Data to process ->
──────────

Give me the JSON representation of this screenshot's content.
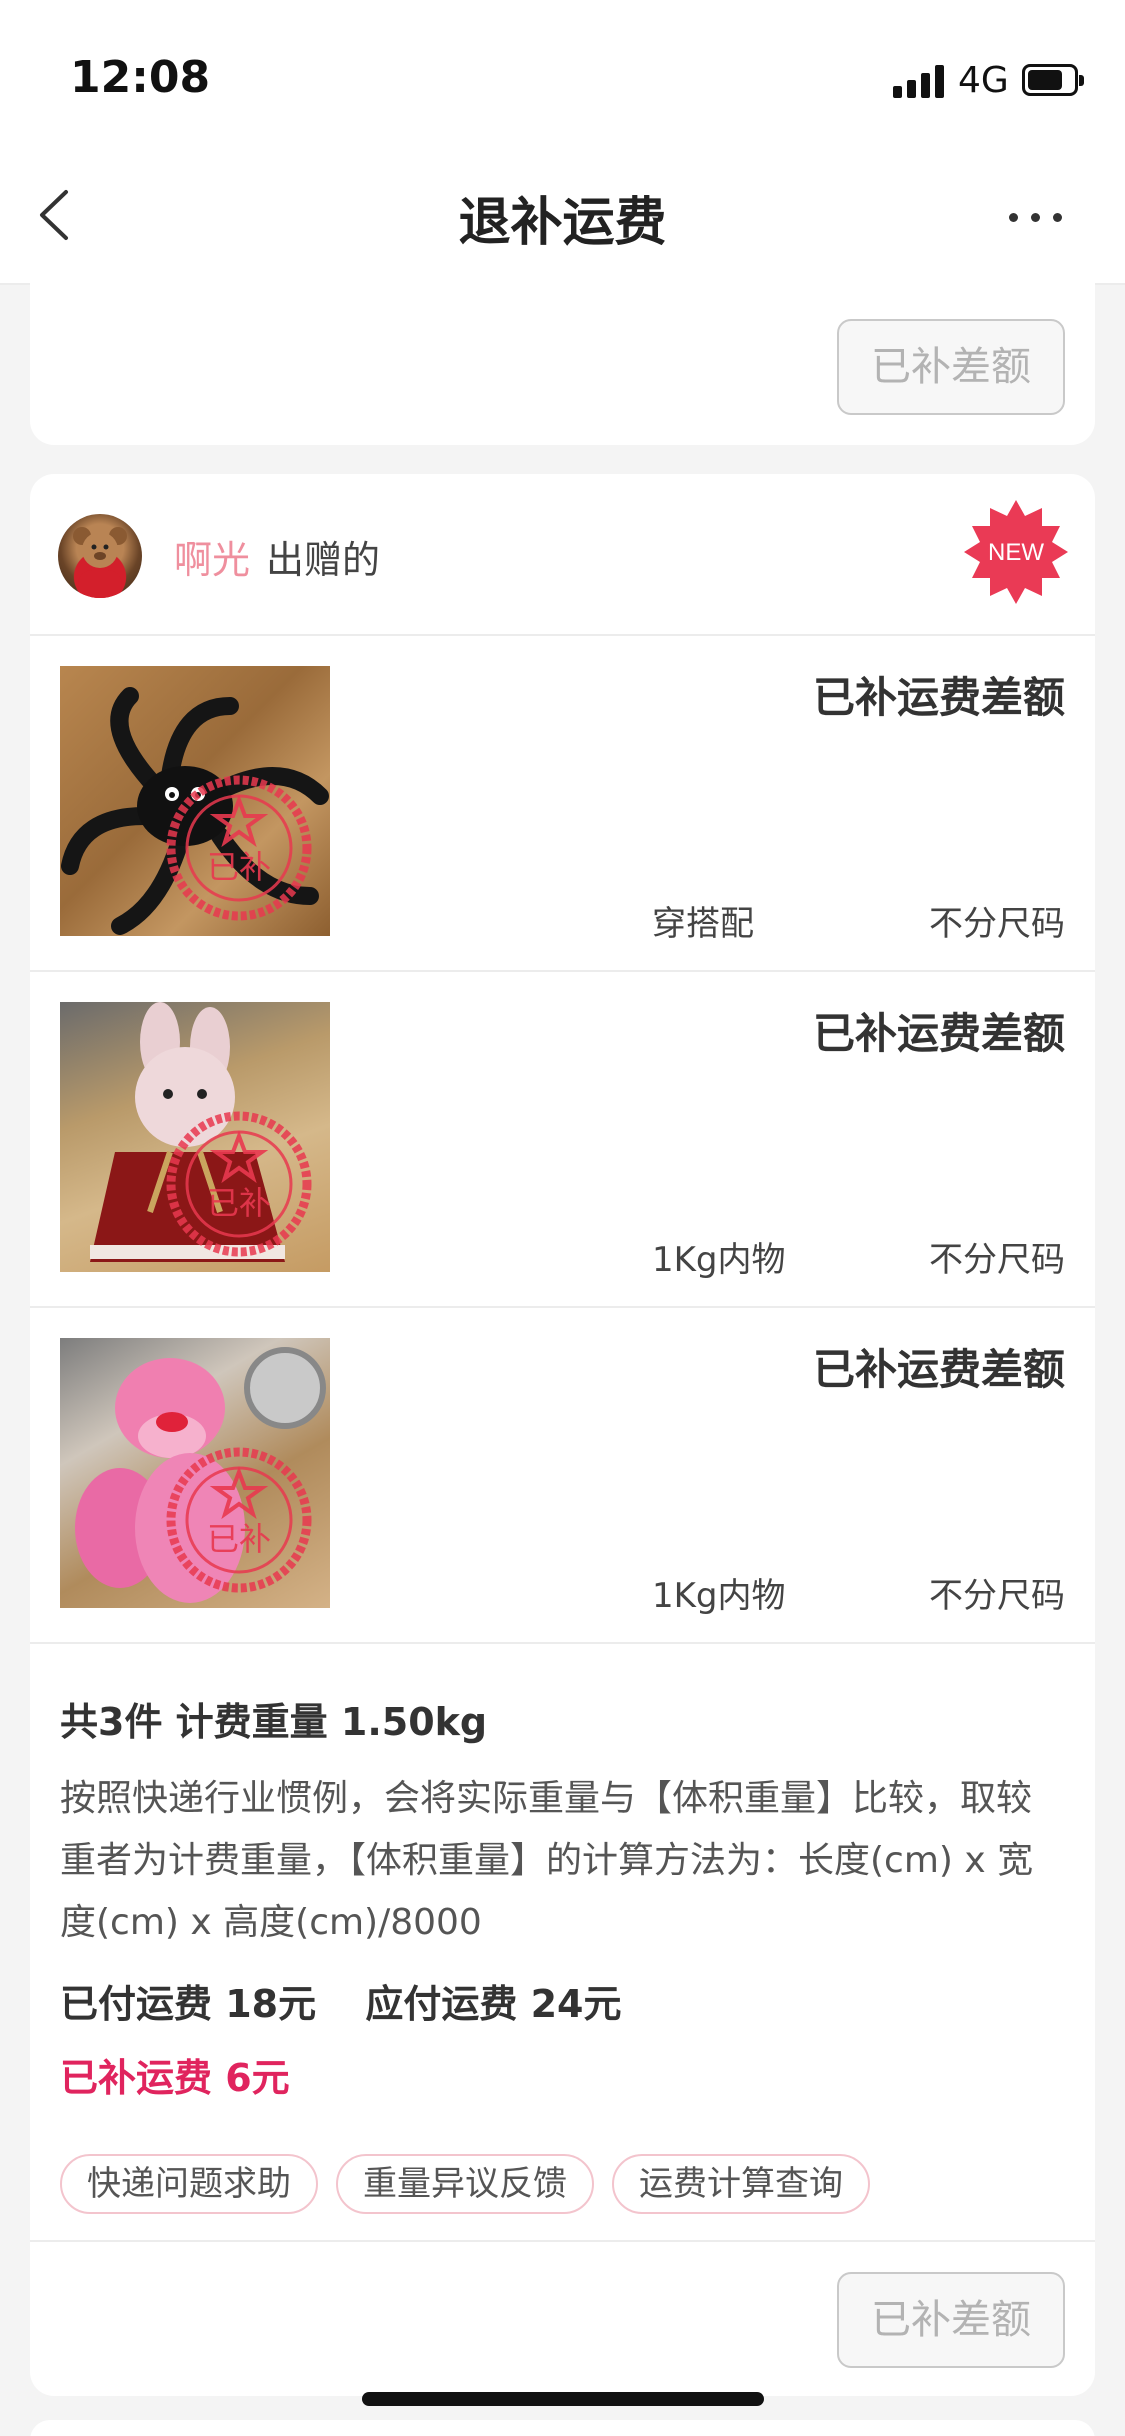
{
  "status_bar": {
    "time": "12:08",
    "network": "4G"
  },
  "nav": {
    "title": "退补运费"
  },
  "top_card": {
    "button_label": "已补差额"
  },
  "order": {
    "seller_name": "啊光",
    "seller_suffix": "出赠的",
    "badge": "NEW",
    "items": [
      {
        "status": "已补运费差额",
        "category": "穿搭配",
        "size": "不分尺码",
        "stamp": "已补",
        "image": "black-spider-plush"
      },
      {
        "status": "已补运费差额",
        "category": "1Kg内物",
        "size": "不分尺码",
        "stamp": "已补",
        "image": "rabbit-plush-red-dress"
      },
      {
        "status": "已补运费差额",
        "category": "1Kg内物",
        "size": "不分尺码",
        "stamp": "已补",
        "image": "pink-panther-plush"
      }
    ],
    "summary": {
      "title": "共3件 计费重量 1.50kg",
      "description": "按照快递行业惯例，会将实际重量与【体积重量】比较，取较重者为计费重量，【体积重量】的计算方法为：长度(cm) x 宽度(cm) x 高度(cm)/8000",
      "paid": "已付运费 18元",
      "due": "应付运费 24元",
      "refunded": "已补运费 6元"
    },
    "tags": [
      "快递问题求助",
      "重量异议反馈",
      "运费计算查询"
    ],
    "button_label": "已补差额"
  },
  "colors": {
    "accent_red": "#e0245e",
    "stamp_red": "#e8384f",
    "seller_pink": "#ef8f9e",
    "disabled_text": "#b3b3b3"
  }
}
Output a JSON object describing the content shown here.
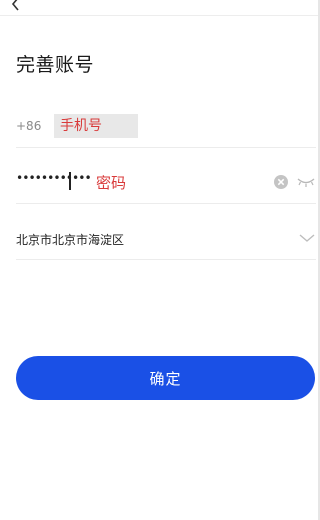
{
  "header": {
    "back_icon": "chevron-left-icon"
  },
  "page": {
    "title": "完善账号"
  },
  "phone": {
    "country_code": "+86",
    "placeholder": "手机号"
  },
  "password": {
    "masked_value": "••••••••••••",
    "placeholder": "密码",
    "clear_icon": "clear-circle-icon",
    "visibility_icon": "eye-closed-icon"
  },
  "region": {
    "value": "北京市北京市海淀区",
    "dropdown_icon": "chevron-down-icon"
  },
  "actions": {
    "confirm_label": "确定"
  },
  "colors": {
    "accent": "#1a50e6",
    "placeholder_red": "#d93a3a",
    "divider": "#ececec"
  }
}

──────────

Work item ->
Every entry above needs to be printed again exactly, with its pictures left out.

Response to the task ->
Give me the JSON representation of this screenshot's content.
{
  "status_bar": {
    "time": "12:08",
    "network": "4G"
  },
  "nav": {
    "title": "退补运费"
  },
  "top_card": {
    "button_label": "已补差额"
  },
  "order": {
    "seller_name": "啊光",
    "seller_suffix": "出赠的",
    "badge": "NEW",
    "items": [
      {
        "status": "已补运费差额",
        "category": "穿搭配",
        "size": "不分尺码",
        "stamp": "已补",
        "image": "black-spider-plush"
      },
      {
        "status": "已补运费差额",
        "category": "1Kg内物",
        "size": "不分尺码",
        "stamp": "已补",
        "image": "rabbit-plush-red-dress"
      },
      {
        "status": "已补运费差额",
        "category": "1Kg内物",
        "size": "不分尺码",
        "stamp": "已补",
        "image": "pink-panther-plush"
      }
    ],
    "summary": {
      "title": "共3件 计费重量 1.50kg",
      "description": "按照快递行业惯例，会将实际重量与【体积重量】比较，取较重者为计费重量，【体积重量】的计算方法为：长度(cm) x 宽度(cm) x 高度(cm)/8000",
      "paid": "已付运费 18元",
      "due": "应付运费 24元",
      "refunded": "已补运费 6元"
    },
    "tags": [
      "快递问题求助",
      "重量异议反馈",
      "运费计算查询"
    ],
    "button_label": "已补差额"
  },
  "colors": {
    "accent_red": "#e0245e",
    "stamp_red": "#e8384f",
    "seller_pink": "#ef8f9e",
    "disabled_text": "#b3b3b3"
  }
}
Output a JSON object describing the content shown here.
{
  "header": {
    "back_icon": "chevron-left-icon"
  },
  "page": {
    "title": "完善账号"
  },
  "phone": {
    "country_code": "+86",
    "placeholder": "手机号"
  },
  "password": {
    "masked_value": "••••••••••••",
    "placeholder": "密码",
    "clear_icon": "clear-circle-icon",
    "visibility_icon": "eye-closed-icon"
  },
  "region": {
    "value": "北京市北京市海淀区",
    "dropdown_icon": "chevron-down-icon"
  },
  "actions": {
    "confirm_label": "确定"
  },
  "colors": {
    "accent": "#1a50e6",
    "placeholder_red": "#d93a3a",
    "divider": "#ececec"
  }
}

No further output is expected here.